By KBJR News 1

January 21, 2014 Updated Jan 21, 2014 at 10:32 AM CDT

Duluth, MN (NNCNOW.com)
Nature photographer Michael Furtman snapped this time lapse of a walking snowy owl in Duluth just the other day.
He says snowies are among the hardest owls to film.

"Snowy owls are a little spookier and they don't want you approaching them and they'll just keep moving if you do try to approach them." said Furtman.

The snowy owls are native to the arctic tundra.
When they move out of their territory in large numbers, it's called an irruption.
Brett Amundson of Hartley Nature Center thinks they're here this year due to hunger.

"They've come down to the North Shore looking for a free lunch." said Amundson.

The snowy owl irruption has bird watchers flocking to the Northland.

"Both Amundsen and Furtman tell us that to find a snowy owl, you want to stay out of the forest. Since they're from the tundra, they look for open areas." said reporter Dave Anderson under the Blatnik Bridge.

"They look for areas that remind them of their tundra. That's why they show up at airports, beaches and big open fields. Actually, the Duluth and Superior waterfront are two of the better areas." said Furtman.

Some photographers have been luring the birds with mice.
The Hartley Nature Center staff thinks that should be avoided.

"We don't want any animal to become too comfortable with humans and dependent on humans for food for survival." said Amundson.

Others feel the occasional mouse will help the winged visitors survive.
Come spring, they'll head back north so Michael Furtman hopes Northland bird watchers get a chance to look for one now.

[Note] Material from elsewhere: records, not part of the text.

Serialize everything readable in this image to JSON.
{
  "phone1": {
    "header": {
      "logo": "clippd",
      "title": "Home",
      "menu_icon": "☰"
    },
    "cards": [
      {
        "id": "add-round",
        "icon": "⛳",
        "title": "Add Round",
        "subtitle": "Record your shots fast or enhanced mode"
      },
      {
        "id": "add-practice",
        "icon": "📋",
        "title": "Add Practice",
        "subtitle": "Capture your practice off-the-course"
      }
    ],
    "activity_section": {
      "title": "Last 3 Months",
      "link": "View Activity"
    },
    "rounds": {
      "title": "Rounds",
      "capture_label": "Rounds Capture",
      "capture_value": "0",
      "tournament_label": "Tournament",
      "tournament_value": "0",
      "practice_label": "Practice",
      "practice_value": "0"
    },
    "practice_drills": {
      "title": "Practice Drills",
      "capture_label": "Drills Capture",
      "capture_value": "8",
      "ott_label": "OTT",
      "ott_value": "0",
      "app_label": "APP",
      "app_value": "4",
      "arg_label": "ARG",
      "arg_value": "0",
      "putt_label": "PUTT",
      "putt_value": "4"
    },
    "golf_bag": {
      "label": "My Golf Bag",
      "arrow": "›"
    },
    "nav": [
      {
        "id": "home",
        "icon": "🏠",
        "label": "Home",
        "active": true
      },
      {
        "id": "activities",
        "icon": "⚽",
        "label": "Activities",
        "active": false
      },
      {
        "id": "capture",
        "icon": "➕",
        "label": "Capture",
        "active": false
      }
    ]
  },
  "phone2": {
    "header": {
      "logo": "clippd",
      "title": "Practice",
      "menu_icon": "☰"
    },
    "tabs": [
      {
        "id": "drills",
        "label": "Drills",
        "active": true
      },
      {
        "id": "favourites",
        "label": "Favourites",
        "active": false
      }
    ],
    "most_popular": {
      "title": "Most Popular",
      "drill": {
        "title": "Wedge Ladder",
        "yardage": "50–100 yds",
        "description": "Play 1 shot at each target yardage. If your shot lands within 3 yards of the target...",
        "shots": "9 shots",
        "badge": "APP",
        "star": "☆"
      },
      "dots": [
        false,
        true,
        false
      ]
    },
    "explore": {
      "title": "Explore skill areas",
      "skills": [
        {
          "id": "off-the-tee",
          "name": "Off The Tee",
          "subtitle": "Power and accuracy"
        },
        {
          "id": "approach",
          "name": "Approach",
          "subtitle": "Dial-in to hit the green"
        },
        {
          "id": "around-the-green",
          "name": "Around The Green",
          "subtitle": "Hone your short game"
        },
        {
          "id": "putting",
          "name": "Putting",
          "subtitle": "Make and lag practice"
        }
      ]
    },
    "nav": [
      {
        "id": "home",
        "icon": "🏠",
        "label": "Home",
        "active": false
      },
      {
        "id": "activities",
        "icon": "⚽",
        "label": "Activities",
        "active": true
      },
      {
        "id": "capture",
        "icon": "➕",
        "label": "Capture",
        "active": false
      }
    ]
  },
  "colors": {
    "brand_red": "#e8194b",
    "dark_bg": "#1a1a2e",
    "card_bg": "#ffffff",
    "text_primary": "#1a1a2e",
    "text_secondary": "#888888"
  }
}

"These are magnificent animals. When you see one fly, you are going to be stunned!"

In Duluth for Nature Matters, Dave Anderson, KBJR 6 and Range 11.

According to Michael Furtman, the most stunning feature of the snowy owl is its wingspan.
That can be as wide as 59 inches.